The man to watch in Rex Tillerson's confirmation hearing? Marco Rubio.
Yet, although they won't publicly acknowledge it, party leaders don't mind their Democrats from Trump states showing some deference to his Cabinet selections - even those who infuriate liberal activists.
Manchin, for example, is friends with Sessions, so almost immediately after his nomination was announced in November, the West Virginian announced his support. Perry is a friend from Manchin's tenure as West Virginia governor.
"He sat next to him. I have no problem with that," Senate Minority Leader Charles Schumer, D-N.Y., told reporters Thursday of Manchin's endorsement of Perry.
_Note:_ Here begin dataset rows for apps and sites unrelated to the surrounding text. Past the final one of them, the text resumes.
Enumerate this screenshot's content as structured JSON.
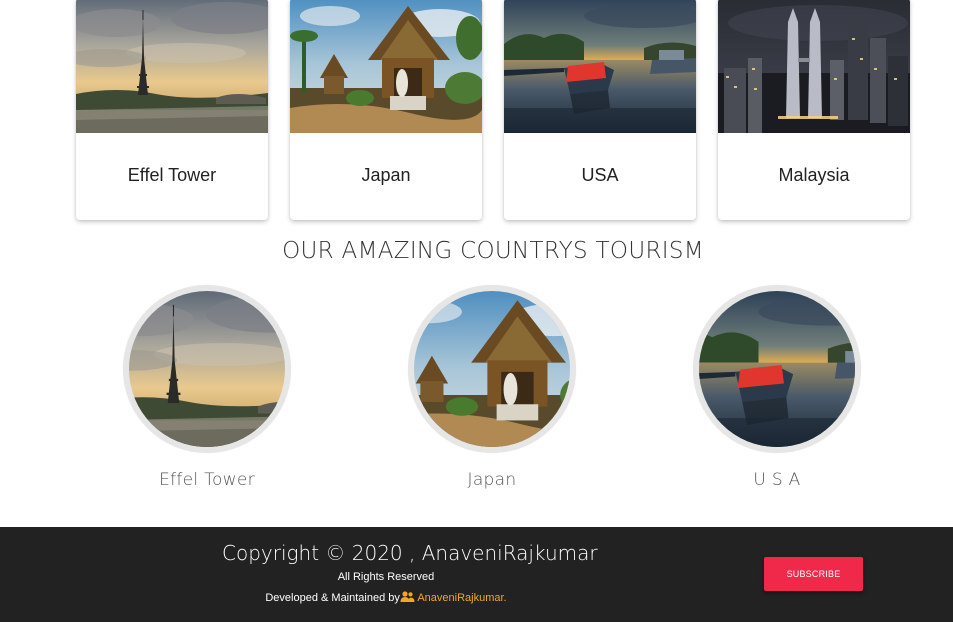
{
  "destinations": [
    {
      "name": "Effel Tower",
      "icon": "eiffel-tower-photo"
    },
    {
      "name": "Japan",
      "icon": "temple-photo"
    },
    {
      "name": "USA",
      "icon": "harbor-sunset-photo"
    },
    {
      "name": "Malaysia",
      "icon": "city-skyline-night-photo"
    }
  ],
  "section_title": "OUR AMAZING COUNTRYS TOURISM",
  "featured": [
    {
      "name": "Effel Tower",
      "icon": "eiffel-tower-photo"
    },
    {
      "name": "Japan",
      "icon": "temple-photo"
    },
    {
      "name": "U S A",
      "icon": "harbor-sunset-photo"
    }
  ],
  "footer": {
    "copyright": "Copyright © 2020 , AnaveniRajkumar",
    "rights": "All Rights Reserved",
    "developed_prefix": "Developed & Maintained by",
    "developed_icon": "users-icon",
    "author": "AnaveniRajkumar.",
    "subscribe_label": "SUBSCRIBE"
  },
  "colors": {
    "footer_bg": "#222222",
    "subscribe_bg": "#f0284a",
    "author_link": "#f5a623"
  }
}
Despite some positive overtures, most rank-and-file Democrats have kept their powder dry. "I think it's rather exceptional at this point, I think most Democratic members have either withheld their position or only a few have announced an interest in voting for the nominee," Durbin said.
Manchin will not give a free pass to all GOP nominees. He has already flagged two that are troubling to him: Betsy DeVos, the billionaire conservative philanthropist nominated for education secretary, and Rep. Tom Price, R-Ga., the nominee for secretary of health and human services.
Price's selection drew instant words of caution from Donnelly and Manchin, who disapproved of his support for turning Medicare into a private, premium support plan. Then, during his hearing, Price stumbled over a question about whether he would support federal funding to battle the opioid epidemic ravaging West Virginia.
In a brief interview, Manchin said his red flags for nominees revolved around a critical thing: "anything that basically runs contradictory to the values of my state and the people I represent."